Eagles players with the most to gain at OTAs — S Tre Sullivan

The Eagles don’t hit the practice field as a team for another five weeks, yet each year coaches point to players who distinguish themselves during the months of April and May. These are the players with the most to gain in phases one and two of OTAs.

There isn’t an unheralded prospect in better position to climb the Eagles’ depth chart this spring than Tre Sullivan.

Never mind the fact that vice president of player personnel Joe Douglas just got done lauding Sullivan’s performance in a pre-draft interview on Thursday. The 24-year-old also happens to be one of only four safeties on the Eagles roster for the time being, creating a huge opportunity for an undrafted free agent from Shepherd College.

Competition will come soon enough, as safety is an obvious target for the Eagles in the upcoming draft. Even then, Sullivan could find himself in the mix for a big role with a good spring.

Last season, Corey Graham was the Eagles’ third safety behind Malcolm Jenkins and Rodney McLeod. Graham, a free agent departure, wound up playing nearly 40 percent of the team’s snaps.

This isn’t merely a backup job. There’s serious playing time at stake – and Sullivan can get a jump on the competition.

Sullivan made a name for himself in last year’s preseason opener against the Packers with a vicious hit on wide receiver Malachi Dupre. It was a scary moment, as Dupre was knocked out by the collision, but also a clean play and an example of the defensive back’s physicality.

Sullivan forced a fumble on the hit and finished with four tackles. He would go on to acquit himself well in three other preseason games, eventually landing on the Eagles’ practice squad.

Listed at 6-foot-0, 200 pounds, Sullivan is a relatively average size for a safety, but plays downhill and hits like a truck.

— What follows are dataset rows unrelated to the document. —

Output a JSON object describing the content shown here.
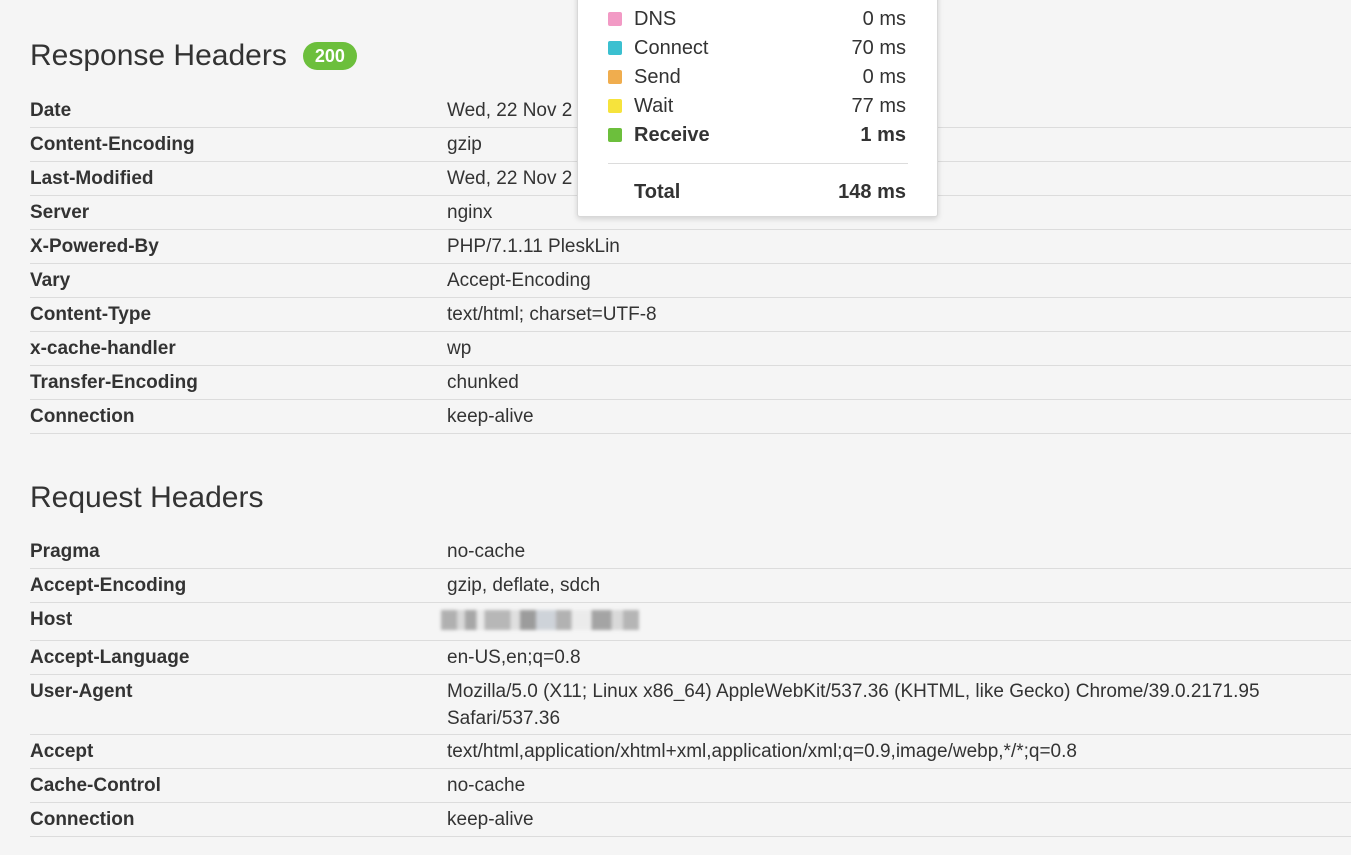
{
  "response_headers": {
    "title": "Response Headers",
    "status_code": "200",
    "rows": [
      {
        "name": "Date",
        "value": "Wed, 22 Nov 2"
      },
      {
        "name": "Content-Encoding",
        "value": "gzip"
      },
      {
        "name": "Last-Modified",
        "value": "Wed, 22 Nov 2"
      },
      {
        "name": "Server",
        "value": "nginx"
      },
      {
        "name": "X-Powered-By",
        "value": "PHP/7.1.11 PleskLin"
      },
      {
        "name": "Vary",
        "value": "Accept-Encoding"
      },
      {
        "name": "Content-Type",
        "value": "text/html; charset=UTF-8"
      },
      {
        "name": "x-cache-handler",
        "value": "wp"
      },
      {
        "name": "Transfer-Encoding",
        "value": "chunked"
      },
      {
        "name": "Connection",
        "value": "keep-alive"
      }
    ]
  },
  "request_headers": {
    "title": "Request Headers",
    "rows": [
      {
        "name": "Pragma",
        "value": "no-cache"
      },
      {
        "name": "Accept-Encoding",
        "value": "gzip, deflate, sdch"
      },
      {
        "name": "Host",
        "value": ""
      },
      {
        "name": "Accept-Language",
        "value": "en-US,en;q=0.8"
      },
      {
        "name": "User-Agent",
        "value": "Mozilla/5.0 (X11; Linux x86_64) AppleWebKit/537.36 (KHTML, like Gecko) Chrome/39.0.2171.95 Safari/537.36"
      },
      {
        "name": "Accept",
        "value": "text/html,application/xhtml+xml,application/xml;q=0.9,image/webp,*/*;q=0.8"
      },
      {
        "name": "Cache-Control",
        "value": "no-cache"
      },
      {
        "name": "Connection",
        "value": "keep-alive"
      }
    ]
  },
  "timing": {
    "phases": [
      {
        "label": "DNS",
        "value": "0 ms",
        "color": "#f29ac5"
      },
      {
        "label": "Connect",
        "value": "70 ms",
        "color": "#3bc0d0"
      },
      {
        "label": "Send",
        "value": "0 ms",
        "color": "#f0ad4e"
      },
      {
        "label": "Wait",
        "value": "77 ms",
        "color": "#f6e33c"
      },
      {
        "label": "Receive",
        "value": "1 ms",
        "color": "#6cbf3c"
      }
    ],
    "total_label": "Total",
    "total_value": "148 ms"
  },
  "colors": {
    "badge": "#6cbf3c",
    "row_divider": "#dcdcdc"
  }
}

The Eagles liked the instincts and aggressiveness they saw on the field. Now, Sullivan has a chance to work out and learn from coaches in an environment where there really aren’t any other young players right now and he can be the focus of a lot of attention. Phases one and two of OTAs and the two weeks before the draft in particular could be a pivotal period.

If Sullivan impresses during these early stages, it could go a long way toward solidifying his place with the team.

Even if Sullivan is bested for the third safety spot, he could still wind up on the 53-man roster. The Eagles may opt to carry five since Chris Maragos primarily plays on special teams.

Sullivan will likely enter training camp as a player who’s considered to be on the bubble, and what he does when the pads go on will be most important. However, if he showed up and really nailed these workouts, that could go a long way toward how the team views him heading into this summer.